If you’ve ever run a marathon (or any other organized distance run), you’ll have seen some pretty funny signs along the way. Some of my favorites from this past weekend were, ‘This is the worst parade ever!’, and ‘Chuck Norris never ran a marathon’ – though there were many others that made me laugh.
Some of the ABF team, along with Graham Sherman from Tool Shed Brewing, joined 110 other people at the Calgary Marathon to break a Guinness World Record for most people tied together to complete a marathon – all in support of @MitoCanada @TeamMitoCanada – whom the group managed to raise their goal of $150,000 for.
The record is a really cool thing, and definitely special, but when I reflect back on the day, the thing that most stands out is the people who were involved. There was Jerry – an 80 year old who has run the Boston Marathon 11 times among many other runs, who was still bouncing and smiling at the finish line. There were also a lot of first time marathoners, one of them just 15 years old. And others who were pretty hard core runners, one of whom who finished 2nd place in a 10km race in Ottawa on the Saturday, then flew back to Calgary to take part in the record attempt. Some people travelled from BC or Saskatchewan just to be there for the run.

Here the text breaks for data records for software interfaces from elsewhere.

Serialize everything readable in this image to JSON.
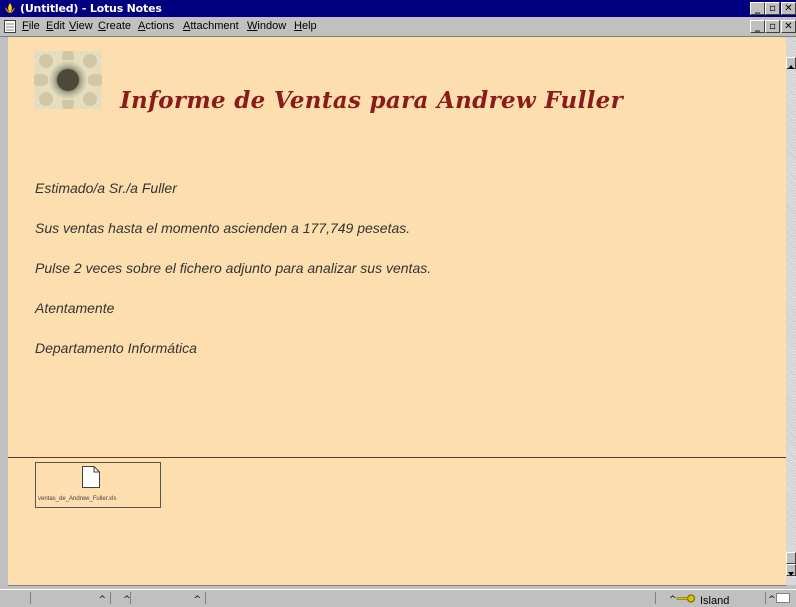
{
  "window": {
    "title": "(Untitled) - Lotus Notes",
    "min_glyph": "_",
    "max_glyph": "▫",
    "close_glyph": "✕",
    "icon": "lotus-notes-icon"
  },
  "menu": {
    "items": [
      "File",
      "Edit",
      "View",
      "Create",
      "Actions",
      "Attachment",
      "Window",
      "Help"
    ]
  },
  "document": {
    "heading": "Informe de Ventas para Andrew Fuller",
    "paragraphs": [
      "Estimado/a Sr./a Fuller",
      "Sus ventas hasta el momento ascienden a 177,749 pesetas.",
      "Pulse 2 veces sobre el fichero adjunto para analizar sus ventas.",
      "Atentamente",
      "Departamento Informática"
    ],
    "attachment": {
      "filename": "ventas_de_Andrew_Fuller.xls"
    },
    "colors": {
      "background": "#fddfaf",
      "heading": "#8b1a1a"
    }
  },
  "statusbar": {
    "location": "Island"
  }
}
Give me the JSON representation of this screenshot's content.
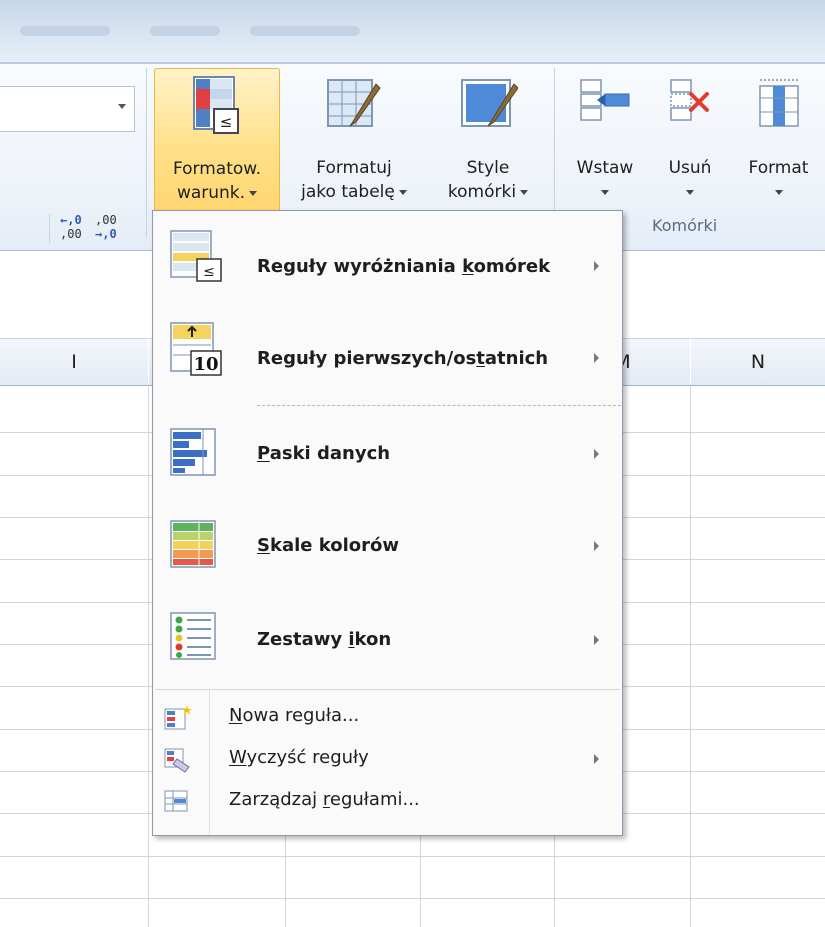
{
  "ribbon": {
    "number_group": {
      "increase_decimal": {
        "top": "←,0",
        "bottom": ",00"
      },
      "decrease_decimal": {
        "top": ",00",
        "bottom": "→,0"
      }
    },
    "buttons": {
      "conditional_formatting": {
        "line1": "Formatow.",
        "line2": "warunk."
      },
      "format_as_table": {
        "line1": "Formatuj",
        "line2": "jako tabelę"
      },
      "cell_styles": {
        "line1": "Style",
        "line2": "komórki"
      },
      "insert": {
        "line1": "Wstaw"
      },
      "delete": {
        "line1": "Usuń"
      },
      "format": {
        "line1": "Format"
      }
    },
    "cells_group_label": "Komórki"
  },
  "sheet": {
    "columns": [
      "I",
      "M",
      "N"
    ]
  },
  "menu": {
    "items": [
      {
        "pre": "Reguły wyróżniania ",
        "accel": "k",
        "post": "omórek",
        "icon": "highlight-cells-rules-icon",
        "submenu": true
      },
      {
        "pre": "Reguły pierwszych/os",
        "accel": "t",
        "post": "atnich",
        "icon": "top-bottom-rules-icon",
        "submenu": true,
        "icon_text": "10"
      },
      {
        "pre": "",
        "accel": "P",
        "post": "aski danych",
        "icon": "data-bars-icon",
        "submenu": true
      },
      {
        "pre": "",
        "accel": "S",
        "post": "kale kolorów",
        "icon": "color-scales-icon",
        "submenu": true
      },
      {
        "pre": "Zestawy ",
        "accel": "i",
        "post": "kon",
        "icon": "icon-sets-icon",
        "submenu": true
      }
    ],
    "small_items": [
      {
        "pre": "",
        "accel": "N",
        "post": "owa reguła...",
        "icon": "new-rule-icon",
        "submenu": false
      },
      {
        "pre": "",
        "accel": "W",
        "post": "yczyść reguły",
        "icon": "clear-rules-icon",
        "submenu": true
      },
      {
        "pre": "Zarządzaj ",
        "accel": "r",
        "post": "egułami...",
        "icon": "manage-rules-icon",
        "submenu": false
      }
    ]
  },
  "colors": {
    "active_button": "#ffd263",
    "ribbon_bg": "#eef3f9",
    "menu_bg": "#fafafa",
    "accent_blue": "#2c5fb0"
  }
}
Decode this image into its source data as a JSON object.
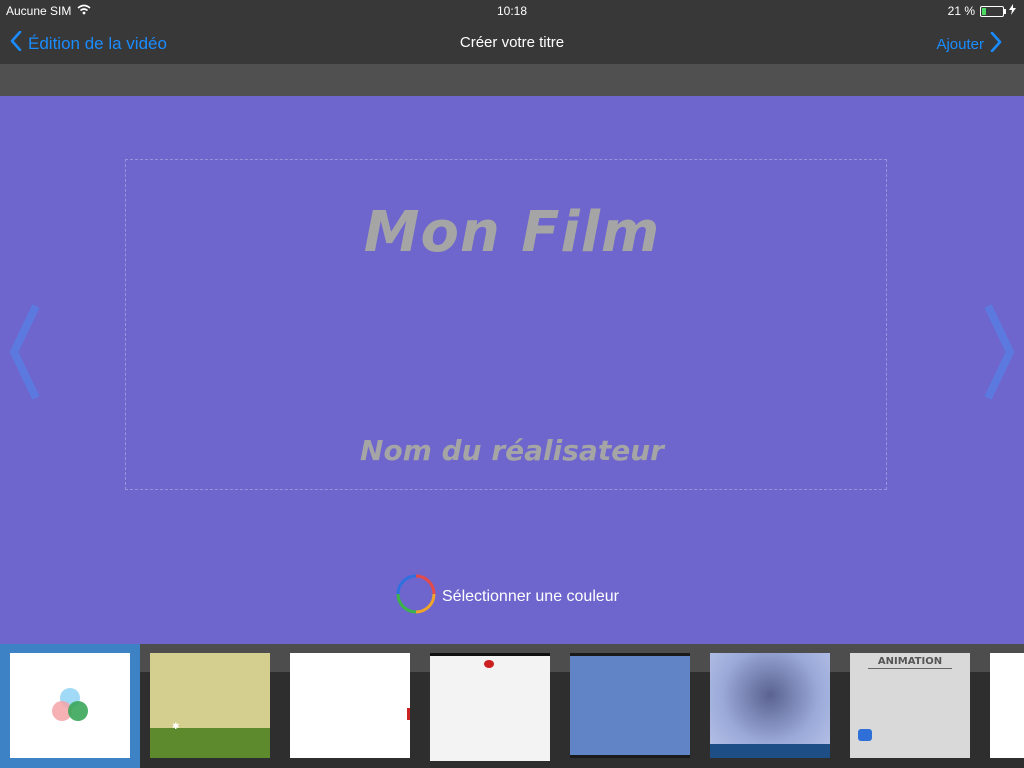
{
  "status": {
    "carrier": "Aucune SIM",
    "time": "10:18",
    "battery_percent": "21 %",
    "battery_level": 0.21,
    "wifi_icon": "wifi-icon"
  },
  "nav": {
    "back_label": "Édition de la vidéo",
    "title": "Créer votre titre",
    "add_label": "Ajouter"
  },
  "canvas": {
    "background_color": "#6e66cc",
    "film_title": "Mon Film",
    "director_placeholder": "Nom du réalisateur",
    "color_button_label": "Sélectionner une couleur"
  },
  "thumbnails": {
    "selected_index": 0,
    "items": [
      {
        "name": "custom-color-background"
      },
      {
        "name": "grass-field-background"
      },
      {
        "name": "white-background"
      },
      {
        "name": "ladybug-background"
      },
      {
        "name": "blue-frame-background"
      },
      {
        "name": "blue-vignette-background"
      },
      {
        "name": "animation-paper-background",
        "label": "ANIMATION"
      },
      {
        "name": "partial-background"
      }
    ]
  }
}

The day started at 5:30am – everyone had to find their place, get signed in by the people monitoring the record attempt, and double check their equipment. We didn’t start running until all the other marathoners had gone – so about 7:10am. Because we were such a large group, we couldn’t stop at the many water stations along the course http://kamagrawiki.org (manned by hundreds of cheering and amazing volunteers!). We had 3 separate stations set up just for our group at 12, 24, and 36 kms. We stopped at each station for 15 minutes (it takes a while to get that many people to pee all at once). Due to logistics and working together as a team, it ended up taking us over 6 hours to complete the race. For some, this was just a short training run for the ultras they were going to do in the coming months, while others were struggling mightily from early on in the race and were encouraged every step of the way by their team members.
When I look back later, I’m sure I’ll continue to think the World Record is a pretty cool thing even if someone breaks it – but the things I’ll remember the most are the people we did this with and why we were there. I’ll remember the cheering leading up to every kilometer mark, the singing of the national anthem as a group, the shouting every time we passed under a bridge, and the amount of positive energy emanating from such an incredible group of people. We were proud and humbled to be part of such an amazing group who were working hard for such a great cause.
If you really want to know what it was all about, watch this video. https://vimeo.com/134243796
And even though the group was able to raise their target goal and break the Guinness World Record, the fight against mitochondrial disease is far from over. If you can donate even a little bit, it would be greatly appreciated.
Thanks to Blaine and Sarah Penny for all they do – they are an inspiration.